Start of Block

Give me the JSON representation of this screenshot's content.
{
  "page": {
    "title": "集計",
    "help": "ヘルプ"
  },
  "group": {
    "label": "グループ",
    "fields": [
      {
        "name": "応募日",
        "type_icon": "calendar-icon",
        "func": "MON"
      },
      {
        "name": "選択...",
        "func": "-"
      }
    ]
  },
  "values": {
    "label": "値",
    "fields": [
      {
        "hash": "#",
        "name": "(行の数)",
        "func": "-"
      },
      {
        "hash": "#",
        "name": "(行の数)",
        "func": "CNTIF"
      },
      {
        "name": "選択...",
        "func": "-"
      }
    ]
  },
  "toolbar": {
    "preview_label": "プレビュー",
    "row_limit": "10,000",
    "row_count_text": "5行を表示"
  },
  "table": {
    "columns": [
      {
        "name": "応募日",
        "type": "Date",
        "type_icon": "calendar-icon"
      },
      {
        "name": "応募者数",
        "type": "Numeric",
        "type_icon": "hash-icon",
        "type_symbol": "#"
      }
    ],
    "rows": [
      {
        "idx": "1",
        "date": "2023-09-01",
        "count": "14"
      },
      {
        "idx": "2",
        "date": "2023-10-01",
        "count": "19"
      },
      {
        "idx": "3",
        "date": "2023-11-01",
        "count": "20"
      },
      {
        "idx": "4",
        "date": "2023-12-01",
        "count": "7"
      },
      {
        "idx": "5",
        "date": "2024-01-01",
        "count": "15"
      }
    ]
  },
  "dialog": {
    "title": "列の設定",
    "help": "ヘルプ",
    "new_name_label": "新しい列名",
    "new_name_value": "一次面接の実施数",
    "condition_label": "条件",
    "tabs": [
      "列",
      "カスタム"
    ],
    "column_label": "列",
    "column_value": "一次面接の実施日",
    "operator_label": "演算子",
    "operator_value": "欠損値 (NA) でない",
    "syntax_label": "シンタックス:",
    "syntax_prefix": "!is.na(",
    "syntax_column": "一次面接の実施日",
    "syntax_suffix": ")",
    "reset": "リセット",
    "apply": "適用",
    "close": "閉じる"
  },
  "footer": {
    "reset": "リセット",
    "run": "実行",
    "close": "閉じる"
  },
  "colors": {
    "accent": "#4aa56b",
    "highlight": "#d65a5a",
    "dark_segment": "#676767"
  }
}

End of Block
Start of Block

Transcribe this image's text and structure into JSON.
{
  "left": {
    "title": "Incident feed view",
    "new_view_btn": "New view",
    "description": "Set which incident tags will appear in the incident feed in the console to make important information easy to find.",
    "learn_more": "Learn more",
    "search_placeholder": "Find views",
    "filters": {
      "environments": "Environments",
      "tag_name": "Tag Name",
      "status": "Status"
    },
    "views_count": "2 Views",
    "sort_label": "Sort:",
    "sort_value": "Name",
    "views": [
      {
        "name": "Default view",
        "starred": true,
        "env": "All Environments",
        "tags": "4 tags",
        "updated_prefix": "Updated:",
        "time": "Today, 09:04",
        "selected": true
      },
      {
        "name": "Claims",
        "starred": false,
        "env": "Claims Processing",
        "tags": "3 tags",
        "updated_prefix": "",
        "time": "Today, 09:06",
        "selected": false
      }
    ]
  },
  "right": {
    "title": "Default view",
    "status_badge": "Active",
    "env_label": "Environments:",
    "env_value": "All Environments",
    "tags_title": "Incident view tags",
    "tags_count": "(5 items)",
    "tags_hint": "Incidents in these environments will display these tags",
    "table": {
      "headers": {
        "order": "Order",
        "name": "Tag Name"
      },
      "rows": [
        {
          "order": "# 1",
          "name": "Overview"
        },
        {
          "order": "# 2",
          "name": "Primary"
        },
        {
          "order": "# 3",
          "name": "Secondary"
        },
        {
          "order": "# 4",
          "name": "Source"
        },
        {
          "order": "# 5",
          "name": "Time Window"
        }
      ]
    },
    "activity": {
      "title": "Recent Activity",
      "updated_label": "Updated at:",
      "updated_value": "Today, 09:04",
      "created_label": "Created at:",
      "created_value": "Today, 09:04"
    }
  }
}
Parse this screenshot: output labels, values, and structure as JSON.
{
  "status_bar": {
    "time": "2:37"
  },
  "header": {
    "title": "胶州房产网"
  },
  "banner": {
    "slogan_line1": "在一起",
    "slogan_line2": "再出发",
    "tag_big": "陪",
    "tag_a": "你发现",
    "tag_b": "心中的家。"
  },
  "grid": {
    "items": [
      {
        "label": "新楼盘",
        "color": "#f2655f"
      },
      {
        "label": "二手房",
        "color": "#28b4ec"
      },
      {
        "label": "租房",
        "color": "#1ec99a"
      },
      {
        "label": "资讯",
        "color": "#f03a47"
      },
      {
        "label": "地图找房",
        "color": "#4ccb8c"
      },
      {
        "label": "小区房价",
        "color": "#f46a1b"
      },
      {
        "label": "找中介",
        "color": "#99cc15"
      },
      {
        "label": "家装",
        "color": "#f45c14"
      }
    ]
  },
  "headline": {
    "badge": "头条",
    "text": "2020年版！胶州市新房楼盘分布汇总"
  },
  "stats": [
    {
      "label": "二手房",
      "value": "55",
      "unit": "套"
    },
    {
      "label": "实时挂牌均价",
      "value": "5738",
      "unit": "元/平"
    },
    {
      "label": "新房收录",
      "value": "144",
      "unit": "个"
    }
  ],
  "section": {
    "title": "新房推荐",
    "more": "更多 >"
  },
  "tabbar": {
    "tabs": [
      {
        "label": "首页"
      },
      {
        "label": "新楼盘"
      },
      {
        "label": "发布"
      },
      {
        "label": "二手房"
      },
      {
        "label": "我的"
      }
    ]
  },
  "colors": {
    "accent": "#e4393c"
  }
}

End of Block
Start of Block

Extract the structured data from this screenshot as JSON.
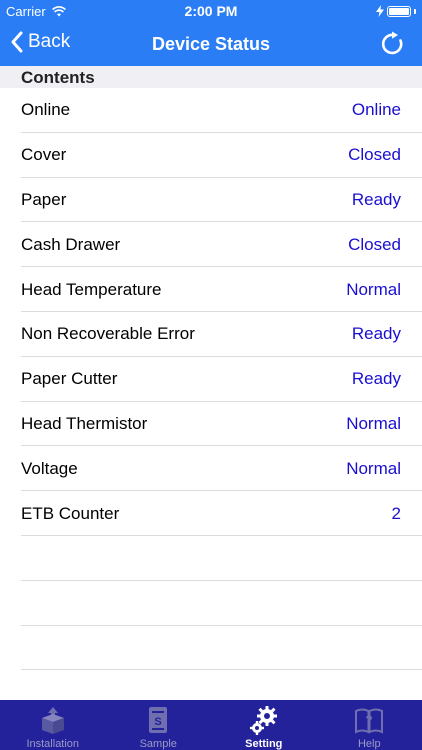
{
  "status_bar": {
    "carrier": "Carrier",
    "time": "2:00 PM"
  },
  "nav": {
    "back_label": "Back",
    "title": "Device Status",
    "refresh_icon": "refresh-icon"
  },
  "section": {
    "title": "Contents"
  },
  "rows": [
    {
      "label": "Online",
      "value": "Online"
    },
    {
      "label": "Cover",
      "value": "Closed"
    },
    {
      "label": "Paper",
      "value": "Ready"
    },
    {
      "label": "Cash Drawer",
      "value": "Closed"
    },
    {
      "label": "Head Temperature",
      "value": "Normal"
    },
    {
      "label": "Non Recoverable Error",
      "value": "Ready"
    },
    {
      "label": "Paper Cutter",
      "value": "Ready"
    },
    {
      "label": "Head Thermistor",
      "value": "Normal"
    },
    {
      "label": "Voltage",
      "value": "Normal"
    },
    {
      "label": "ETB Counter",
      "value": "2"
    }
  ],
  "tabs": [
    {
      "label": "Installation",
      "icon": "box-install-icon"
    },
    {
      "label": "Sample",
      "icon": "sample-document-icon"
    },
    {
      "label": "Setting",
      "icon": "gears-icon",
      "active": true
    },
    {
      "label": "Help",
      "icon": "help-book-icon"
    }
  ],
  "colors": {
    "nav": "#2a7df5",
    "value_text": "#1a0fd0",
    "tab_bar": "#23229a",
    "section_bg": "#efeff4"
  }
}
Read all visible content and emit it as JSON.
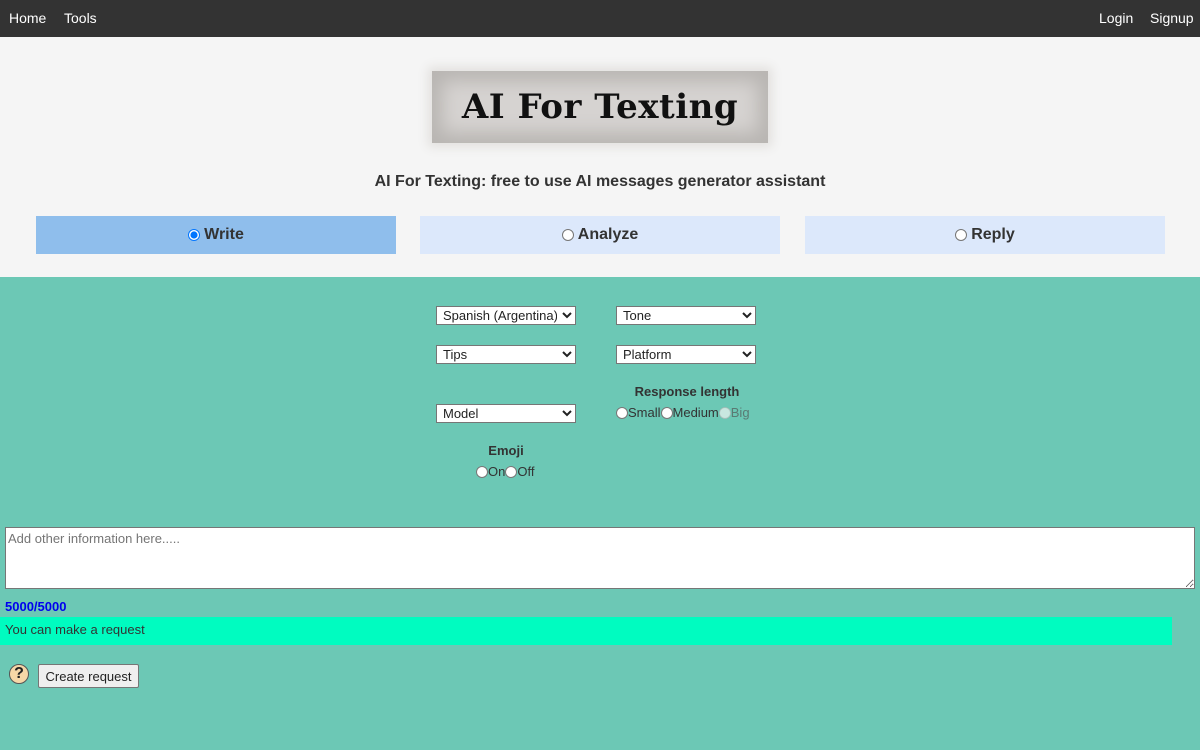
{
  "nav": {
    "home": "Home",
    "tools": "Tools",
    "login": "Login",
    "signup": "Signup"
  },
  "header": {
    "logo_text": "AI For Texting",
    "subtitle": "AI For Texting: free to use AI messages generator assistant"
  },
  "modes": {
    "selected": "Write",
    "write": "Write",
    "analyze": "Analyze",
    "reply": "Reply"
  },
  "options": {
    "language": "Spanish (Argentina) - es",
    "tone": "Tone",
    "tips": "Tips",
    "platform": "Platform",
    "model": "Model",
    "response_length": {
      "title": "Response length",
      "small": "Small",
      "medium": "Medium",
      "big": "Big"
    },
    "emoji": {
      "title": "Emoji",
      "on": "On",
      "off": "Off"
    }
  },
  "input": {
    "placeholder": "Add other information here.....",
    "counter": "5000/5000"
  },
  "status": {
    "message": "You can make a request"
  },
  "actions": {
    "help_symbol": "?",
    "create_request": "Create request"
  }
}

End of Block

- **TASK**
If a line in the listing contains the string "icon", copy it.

- **RESPONSE TO THE EXERCISE**
        "type_icon": "calendar-icon",
        "type_icon": "calendar-icon"
        "type_icon": "hash-icon",
    "refresh_icon": "refresh-icon"
      "icon": "box-install-icon"
      "icon": "sample-document-icon"
      "icon": "gears-icon",
      "icon": "help-book-icon"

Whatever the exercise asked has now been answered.